## Task data
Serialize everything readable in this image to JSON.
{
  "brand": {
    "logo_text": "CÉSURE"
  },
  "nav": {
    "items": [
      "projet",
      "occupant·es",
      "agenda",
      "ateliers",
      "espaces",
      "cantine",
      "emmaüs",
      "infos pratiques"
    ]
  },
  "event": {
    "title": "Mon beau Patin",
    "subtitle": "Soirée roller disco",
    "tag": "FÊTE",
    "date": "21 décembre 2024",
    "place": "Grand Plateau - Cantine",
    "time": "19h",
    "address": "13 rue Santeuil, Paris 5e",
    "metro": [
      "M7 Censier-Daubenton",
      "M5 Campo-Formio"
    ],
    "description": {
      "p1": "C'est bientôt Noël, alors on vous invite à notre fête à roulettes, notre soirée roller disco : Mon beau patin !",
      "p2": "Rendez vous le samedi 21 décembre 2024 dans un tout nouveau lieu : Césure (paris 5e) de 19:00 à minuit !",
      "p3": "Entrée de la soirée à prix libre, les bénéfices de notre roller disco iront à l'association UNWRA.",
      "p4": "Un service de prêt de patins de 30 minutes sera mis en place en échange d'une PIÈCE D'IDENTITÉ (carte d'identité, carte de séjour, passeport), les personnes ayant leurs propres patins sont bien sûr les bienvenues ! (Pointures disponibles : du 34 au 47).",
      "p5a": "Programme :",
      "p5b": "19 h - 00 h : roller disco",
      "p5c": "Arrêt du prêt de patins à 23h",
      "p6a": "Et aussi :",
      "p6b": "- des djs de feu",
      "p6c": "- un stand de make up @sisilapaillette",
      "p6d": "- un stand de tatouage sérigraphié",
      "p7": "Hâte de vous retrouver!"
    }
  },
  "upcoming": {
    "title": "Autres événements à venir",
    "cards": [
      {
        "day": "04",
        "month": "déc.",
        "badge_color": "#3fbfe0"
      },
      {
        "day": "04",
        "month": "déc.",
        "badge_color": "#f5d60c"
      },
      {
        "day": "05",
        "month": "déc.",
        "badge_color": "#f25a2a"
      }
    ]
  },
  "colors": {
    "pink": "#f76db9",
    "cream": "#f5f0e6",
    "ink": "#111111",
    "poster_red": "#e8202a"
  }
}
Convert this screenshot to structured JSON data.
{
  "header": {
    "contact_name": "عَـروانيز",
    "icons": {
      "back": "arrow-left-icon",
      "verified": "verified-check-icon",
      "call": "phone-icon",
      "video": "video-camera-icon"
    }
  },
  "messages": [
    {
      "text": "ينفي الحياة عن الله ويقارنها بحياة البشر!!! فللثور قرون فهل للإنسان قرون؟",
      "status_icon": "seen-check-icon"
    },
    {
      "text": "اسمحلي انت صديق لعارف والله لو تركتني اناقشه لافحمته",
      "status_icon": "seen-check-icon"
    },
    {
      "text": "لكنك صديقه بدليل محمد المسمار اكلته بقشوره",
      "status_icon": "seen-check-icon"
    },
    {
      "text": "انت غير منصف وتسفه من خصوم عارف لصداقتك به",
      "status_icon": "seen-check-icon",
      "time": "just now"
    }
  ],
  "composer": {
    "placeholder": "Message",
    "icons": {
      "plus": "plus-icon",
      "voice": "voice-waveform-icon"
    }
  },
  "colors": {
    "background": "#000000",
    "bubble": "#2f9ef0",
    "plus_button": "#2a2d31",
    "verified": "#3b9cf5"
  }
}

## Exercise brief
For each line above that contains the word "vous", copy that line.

## Your solution
      "p1": "C'est bientôt Noël, alors on vous invite à notre fête à roulettes, notre soirée roller disco : Mon beau patin !",
      "p2": "Rendez vous le samedi 21 décembre 2024 dans un tout nouveau lieu : Césure (paris 5e) de 19:00 à minuit !",
      "p7": "Hâte de vous retrouver!"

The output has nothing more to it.